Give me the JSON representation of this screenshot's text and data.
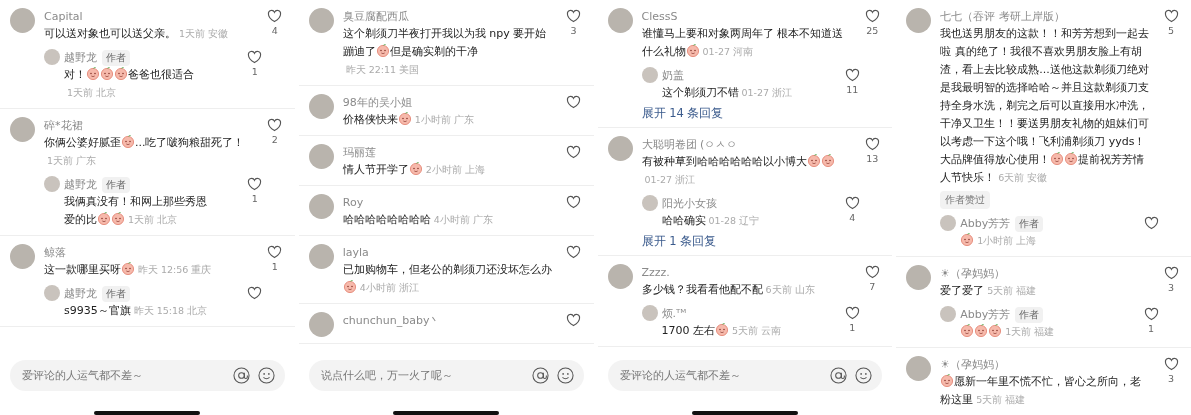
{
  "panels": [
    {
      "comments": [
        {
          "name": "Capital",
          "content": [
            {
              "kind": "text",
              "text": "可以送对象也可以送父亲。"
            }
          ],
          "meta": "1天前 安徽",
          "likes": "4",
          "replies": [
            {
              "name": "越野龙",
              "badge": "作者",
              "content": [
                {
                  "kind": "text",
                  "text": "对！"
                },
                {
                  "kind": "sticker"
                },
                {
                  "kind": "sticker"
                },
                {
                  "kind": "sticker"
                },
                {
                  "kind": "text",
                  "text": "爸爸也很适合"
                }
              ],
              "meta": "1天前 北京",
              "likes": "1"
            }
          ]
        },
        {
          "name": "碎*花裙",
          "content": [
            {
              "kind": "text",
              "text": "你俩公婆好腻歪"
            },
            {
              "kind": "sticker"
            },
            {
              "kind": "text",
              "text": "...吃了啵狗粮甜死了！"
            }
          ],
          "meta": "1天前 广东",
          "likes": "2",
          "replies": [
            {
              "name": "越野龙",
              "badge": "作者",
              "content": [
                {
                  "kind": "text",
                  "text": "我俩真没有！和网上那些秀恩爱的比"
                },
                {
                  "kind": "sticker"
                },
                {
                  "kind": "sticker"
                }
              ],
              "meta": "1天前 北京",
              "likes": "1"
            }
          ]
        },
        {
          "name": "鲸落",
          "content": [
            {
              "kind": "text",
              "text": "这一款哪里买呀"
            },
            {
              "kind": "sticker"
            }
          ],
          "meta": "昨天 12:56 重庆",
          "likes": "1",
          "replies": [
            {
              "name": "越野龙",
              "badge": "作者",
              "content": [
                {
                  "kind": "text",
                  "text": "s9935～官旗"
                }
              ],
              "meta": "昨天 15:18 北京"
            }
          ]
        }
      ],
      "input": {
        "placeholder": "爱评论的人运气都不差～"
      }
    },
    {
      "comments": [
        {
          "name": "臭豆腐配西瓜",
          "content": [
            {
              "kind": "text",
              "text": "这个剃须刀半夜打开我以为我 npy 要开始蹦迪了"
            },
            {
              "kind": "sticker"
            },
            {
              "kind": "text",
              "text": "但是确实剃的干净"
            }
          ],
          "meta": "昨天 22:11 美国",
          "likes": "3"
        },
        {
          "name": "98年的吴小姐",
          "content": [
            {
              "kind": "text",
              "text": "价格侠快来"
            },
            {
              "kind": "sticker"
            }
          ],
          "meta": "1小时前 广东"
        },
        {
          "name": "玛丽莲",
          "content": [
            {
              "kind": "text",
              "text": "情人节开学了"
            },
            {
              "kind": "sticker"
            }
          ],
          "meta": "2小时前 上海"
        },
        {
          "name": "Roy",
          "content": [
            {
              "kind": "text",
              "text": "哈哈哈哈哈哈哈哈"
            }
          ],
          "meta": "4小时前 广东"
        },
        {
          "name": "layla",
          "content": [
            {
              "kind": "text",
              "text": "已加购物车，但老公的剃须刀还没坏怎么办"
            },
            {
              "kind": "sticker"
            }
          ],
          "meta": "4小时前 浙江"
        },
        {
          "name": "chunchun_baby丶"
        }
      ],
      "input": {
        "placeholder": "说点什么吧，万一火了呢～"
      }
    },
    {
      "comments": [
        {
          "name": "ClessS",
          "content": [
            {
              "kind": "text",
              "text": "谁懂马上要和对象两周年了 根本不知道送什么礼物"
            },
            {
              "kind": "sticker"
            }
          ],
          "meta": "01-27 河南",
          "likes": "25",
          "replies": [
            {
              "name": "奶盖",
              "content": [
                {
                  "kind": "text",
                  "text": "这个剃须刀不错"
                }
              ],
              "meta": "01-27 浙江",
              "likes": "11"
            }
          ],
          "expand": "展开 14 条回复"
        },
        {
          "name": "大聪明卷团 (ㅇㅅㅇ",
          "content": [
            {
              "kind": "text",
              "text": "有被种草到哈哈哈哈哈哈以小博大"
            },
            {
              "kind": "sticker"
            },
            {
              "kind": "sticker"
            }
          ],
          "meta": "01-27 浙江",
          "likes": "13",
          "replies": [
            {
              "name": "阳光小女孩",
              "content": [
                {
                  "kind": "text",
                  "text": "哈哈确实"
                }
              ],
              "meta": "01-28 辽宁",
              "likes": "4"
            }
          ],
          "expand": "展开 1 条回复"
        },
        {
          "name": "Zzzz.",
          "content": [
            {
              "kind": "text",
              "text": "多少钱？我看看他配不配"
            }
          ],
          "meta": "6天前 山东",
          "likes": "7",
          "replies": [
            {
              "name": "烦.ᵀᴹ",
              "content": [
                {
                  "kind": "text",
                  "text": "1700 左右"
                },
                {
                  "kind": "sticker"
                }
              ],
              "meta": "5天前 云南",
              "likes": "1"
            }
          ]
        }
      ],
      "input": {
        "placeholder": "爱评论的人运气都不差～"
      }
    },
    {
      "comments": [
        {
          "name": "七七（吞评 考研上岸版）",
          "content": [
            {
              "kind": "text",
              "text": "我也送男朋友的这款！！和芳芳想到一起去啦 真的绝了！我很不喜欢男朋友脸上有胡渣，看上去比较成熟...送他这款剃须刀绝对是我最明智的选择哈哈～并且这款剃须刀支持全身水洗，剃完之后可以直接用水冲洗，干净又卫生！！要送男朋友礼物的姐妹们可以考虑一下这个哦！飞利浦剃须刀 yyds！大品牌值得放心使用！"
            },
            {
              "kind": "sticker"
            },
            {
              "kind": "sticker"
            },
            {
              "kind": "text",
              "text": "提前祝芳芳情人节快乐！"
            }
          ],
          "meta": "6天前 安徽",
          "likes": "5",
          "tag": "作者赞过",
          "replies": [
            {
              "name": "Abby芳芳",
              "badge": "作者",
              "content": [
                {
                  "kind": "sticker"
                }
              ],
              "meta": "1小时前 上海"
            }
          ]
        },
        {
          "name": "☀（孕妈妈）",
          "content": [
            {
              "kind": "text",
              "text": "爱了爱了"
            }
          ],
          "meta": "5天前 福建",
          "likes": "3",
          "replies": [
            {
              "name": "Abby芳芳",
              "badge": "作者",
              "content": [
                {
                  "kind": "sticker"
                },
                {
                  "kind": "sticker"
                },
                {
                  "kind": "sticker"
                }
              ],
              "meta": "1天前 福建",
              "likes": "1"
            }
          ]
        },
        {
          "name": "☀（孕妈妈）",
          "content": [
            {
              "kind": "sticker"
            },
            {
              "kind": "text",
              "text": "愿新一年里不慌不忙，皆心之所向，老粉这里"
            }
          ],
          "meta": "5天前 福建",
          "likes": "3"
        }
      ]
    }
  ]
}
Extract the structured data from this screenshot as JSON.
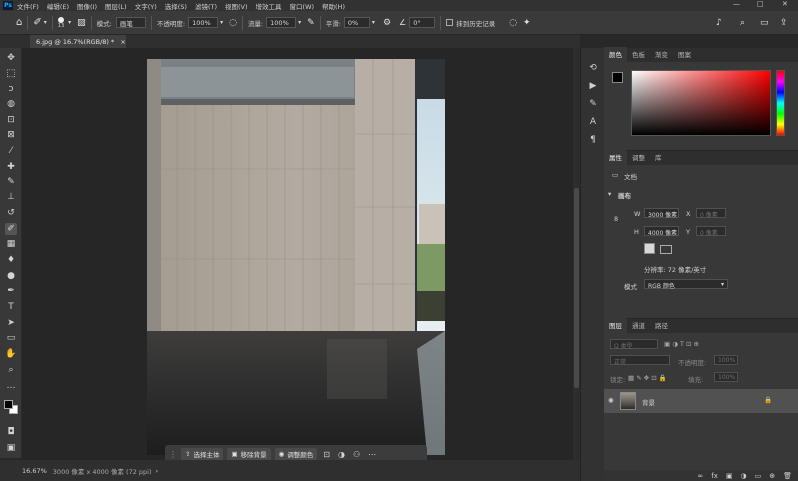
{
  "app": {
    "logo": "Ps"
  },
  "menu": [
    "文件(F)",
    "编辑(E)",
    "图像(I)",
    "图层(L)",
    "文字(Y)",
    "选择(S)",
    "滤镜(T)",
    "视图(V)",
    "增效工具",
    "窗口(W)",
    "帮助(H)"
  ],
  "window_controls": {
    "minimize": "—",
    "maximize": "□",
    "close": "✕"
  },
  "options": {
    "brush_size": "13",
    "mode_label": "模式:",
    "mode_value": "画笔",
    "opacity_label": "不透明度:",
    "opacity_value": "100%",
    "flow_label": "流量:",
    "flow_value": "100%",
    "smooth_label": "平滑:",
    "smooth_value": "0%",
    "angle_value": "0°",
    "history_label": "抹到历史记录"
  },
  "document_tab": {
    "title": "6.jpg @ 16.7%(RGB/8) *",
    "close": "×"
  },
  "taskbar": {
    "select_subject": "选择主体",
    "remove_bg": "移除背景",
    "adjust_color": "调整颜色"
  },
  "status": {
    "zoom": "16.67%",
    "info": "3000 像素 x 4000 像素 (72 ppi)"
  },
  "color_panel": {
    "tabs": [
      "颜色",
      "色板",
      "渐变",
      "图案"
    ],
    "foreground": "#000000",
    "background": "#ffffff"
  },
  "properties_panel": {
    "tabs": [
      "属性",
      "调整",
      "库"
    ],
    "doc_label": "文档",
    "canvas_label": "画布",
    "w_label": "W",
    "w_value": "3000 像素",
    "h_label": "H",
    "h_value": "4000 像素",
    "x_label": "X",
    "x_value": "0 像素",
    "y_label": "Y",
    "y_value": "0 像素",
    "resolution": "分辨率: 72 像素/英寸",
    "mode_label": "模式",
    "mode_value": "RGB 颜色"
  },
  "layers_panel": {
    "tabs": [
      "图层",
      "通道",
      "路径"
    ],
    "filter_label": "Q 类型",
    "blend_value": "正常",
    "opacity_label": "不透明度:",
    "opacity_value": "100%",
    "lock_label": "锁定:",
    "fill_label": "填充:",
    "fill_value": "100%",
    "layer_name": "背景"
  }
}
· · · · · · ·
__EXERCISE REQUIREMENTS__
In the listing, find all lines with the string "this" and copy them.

__TASK ANSWER__
Give me the JSON representation of this screenshot's text and data.
Extract the structured data from this screenshot as JSON.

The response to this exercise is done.